Google’s had the lead here for a few years now, and you can thank Google’s unrivaled search capacity for much of this. There’s almost always an answer for your queries, no matter how random. It’s much rarer for the Google Assistant to miss an inquiry entirely, and if it does happen, it’s usually from a bit of syntax confusion (making that another rarer occurrence compared to Alexa).
That’s the other aspect of Google Assistant’s dominance. Not only does it have Google’s search algorithms behind it, but it also has the company’s speech recognition technology, too. Compared to Alexa, an assistant best left to smart home commands, or even Siri, who seems best suited for timers, reminders, and sports scores, there is no competition, sadly.
Comparing the Nest Hub to other Google Assistant speakers—well, there aren’t many available. At one point, you could spend nearly three times the price of a Nest Hub for a (now out of stock) JBL Link View and gain a true speaker for your room or whole-home audio setup. It’s much louder, fuller audio quality made it a great device judged only as a wireless speaker, and the smart display functionality was just a little something extra.
However, the JBL Link View is quite large for a bedside, doesn’t have Google’s excellent Ambient EQ display tech that makes the Nest Hub’s screen all but disappear in the dark, and is hard to find new right now. It also lacks sleep sensing and motion controls, if that’s important to you. It does have a camera (with a physical covering) and IPX4 “splash proofing,” though, so it’s a much better smart display for a living room or kitchen.
The smaller Lenovo Smart Clock—with its four-inch display, compared to the Nest Hub’s seven-inch panel—can be found for about half the price of a Nest Hub. But it doesn’t get quite as dim in the dark, lacks sleep tracking, and can’t play videos. The Smart Clock does have a mic on/off switch, as the Nest Hub does, but adds a USB charging port to reduce nightstand clutter. It also lacks motion controls, but you can literally hit the device anywhere to snooze an alarm, which is pretty satisfying.
If a bedside companion is ultimately what you’re looking for, though, then the Nest Hub may be worth the extra $40-50. It sounds better, looks better, and has more features related to its bedside (sleep tracking), and even a living room (video playback, fuller sound, bigger screen) or kitchen (motion controls) placement.
- Small, cute aesthetic fits into bedrooms and living rooms alike
- Improved audio quality is good for bedside tunes or podcasts
- Sleep sensing is very good at distinguishing asleep and wake up times
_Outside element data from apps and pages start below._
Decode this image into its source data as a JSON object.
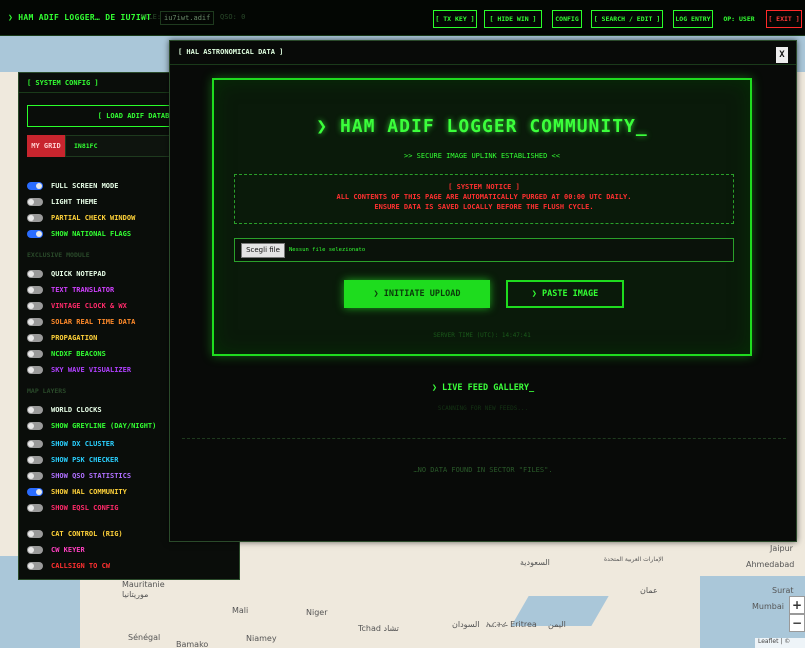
{
  "topbar": {
    "brand": "❯ HAM ADIF LOGGER… DE IU7IWT",
    "file": "iu7iwt.adif",
    "dim_left": "FILE:",
    "dim_right": "QSO: 0",
    "buttons": [
      "[ TX KEY ]",
      "[ HIDE WIN ]",
      "CONFIG",
      "[ SEARCH / EDIT ]",
      "LOG ENTRY",
      "OP: USER",
      "[ EXIT ]"
    ],
    "colors": {
      "accent": "#33ff33",
      "exit": "#ff3a3a"
    }
  },
  "config": {
    "title": "[ SYSTEM CONFIG ]",
    "load_db": "[ LOAD ADIF DATABASE",
    "grid_label": "MY GRID",
    "grid_value": "IN81FC",
    "group1": [
      {
        "label": "FULL SCREEN MODE",
        "on": true,
        "color": "#e8ffe8"
      },
      {
        "label": "LIGHT THEME",
        "on": false,
        "color": "#e8ffe8"
      },
      {
        "label": "PARTIAL CHECK WINDOW",
        "on": false,
        "color": "#ffd23a"
      },
      {
        "label": "SHOW NATIONAL FLAGS",
        "on": true,
        "color": "#33ff33"
      }
    ],
    "section2": "EXCLUSIVE MODULE",
    "group2": [
      {
        "label": "QUICK NOTEPAD",
        "on": false,
        "color": "#e8ffe8"
      },
      {
        "label": "TEXT TRANSLATOR",
        "on": false,
        "color": "#d040ff"
      },
      {
        "label": "VINTAGE CLOCK & WX",
        "on": false,
        "color": "#ff2a6a"
      },
      {
        "label": "SOLAR REAL TIME DATA",
        "on": false,
        "color": "#ff8a2a"
      },
      {
        "label": "PROPAGATION",
        "on": false,
        "color": "#ffd23a"
      },
      {
        "label": "NCDXF BEACONS",
        "on": false,
        "color": "#33ff33"
      },
      {
        "label": "SKY WAVE VISUALIZER",
        "on": false,
        "color": "#b040ff"
      }
    ],
    "section3": "MAP LAYERS",
    "group3": [
      {
        "label": "WORLD CLOCKS",
        "on": false,
        "color": "#e8ffe8"
      },
      {
        "label": "SHOW GREYLINE (DAY/NIGHT)",
        "on": false,
        "color": "#33ff33"
      }
    ],
    "group4": [
      {
        "label": "SHOW DX CLUSTER",
        "on": false,
        "color": "#2ad0ff"
      },
      {
        "label": "SHOW PSK CHECKER",
        "on": false,
        "color": "#2ad0ff"
      },
      {
        "label": "SHOW QSO STATISTICS",
        "on": false,
        "color": "#b070ff"
      },
      {
        "label": "SHOW HAL COMMUNITY",
        "on": true,
        "color": "#ffd23a"
      },
      {
        "label": "SHOW EQSL CONFIG",
        "on": false,
        "color": "#ff2a6a"
      }
    ],
    "group5": [
      {
        "label": "CAT CONTROL (RIG)",
        "on": false,
        "color": "#ffd23a"
      },
      {
        "label": "CW KEYER",
        "on": false,
        "color": "#ff40c0"
      },
      {
        "label": "CALLSIGN TO CW",
        "on": false,
        "color": "#ff3030"
      }
    ]
  },
  "modal": {
    "title": "[ HAL ASTRONOMICAL DATA ]",
    "close": "X",
    "heading": "❯ HAM ADIF LOGGER COMMUNITY_",
    "subheading": ">> SECURE IMAGE UPLINK ESTABLISHED <<",
    "notice_title": "[ SYSTEM NOTICE ]",
    "notice_line1": "ALL CONTENTS OF THIS PAGE ARE AUTOMATICALLY PURGED AT 00:00 UTC DAILY.",
    "notice_line2": "ENSURE DATA IS SAVED LOCALLY BEFORE THE FLUSH CYCLE.",
    "file_button": "Scegli file",
    "file_name": "Nessun file selezionato",
    "upload_button": "❯ INITIATE UPLOAD",
    "paste_button": "❯ PASTE IMAGE",
    "server_time": "SERVER TIME (UTC): 14:47:41",
    "gallery_title": "❯ LIVE FEED GALLERY_",
    "gallery_sub": "SCANNING FOR NEW FEEDS...",
    "no_data": "…NO DATA FOUND IN SECTOR \"FILES\"."
  },
  "map": {
    "places": [
      "Mauritanie",
      "موريتانيا",
      "Mali",
      "Niger",
      "Tchad تشاد",
      "السودان",
      "Sénégal",
      "Bamako",
      "Niamey",
      "ኤርትራ Eritrea",
      "اليمن",
      "السعودية",
      "الإمارات العربية المتحدة",
      "Jaipur",
      "Ahmedabad",
      "Surat",
      "Mumbai",
      "عمان"
    ],
    "attribution": "Leaflet | ©"
  }
}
- Less expensive than the original
- Living room users will want louder audio
- Sleep tracking, although accurate, isn’t super insightful
- It’s the same thing as the original Nest Hub but with sleep tracking, which you’ll eventually have to pay for.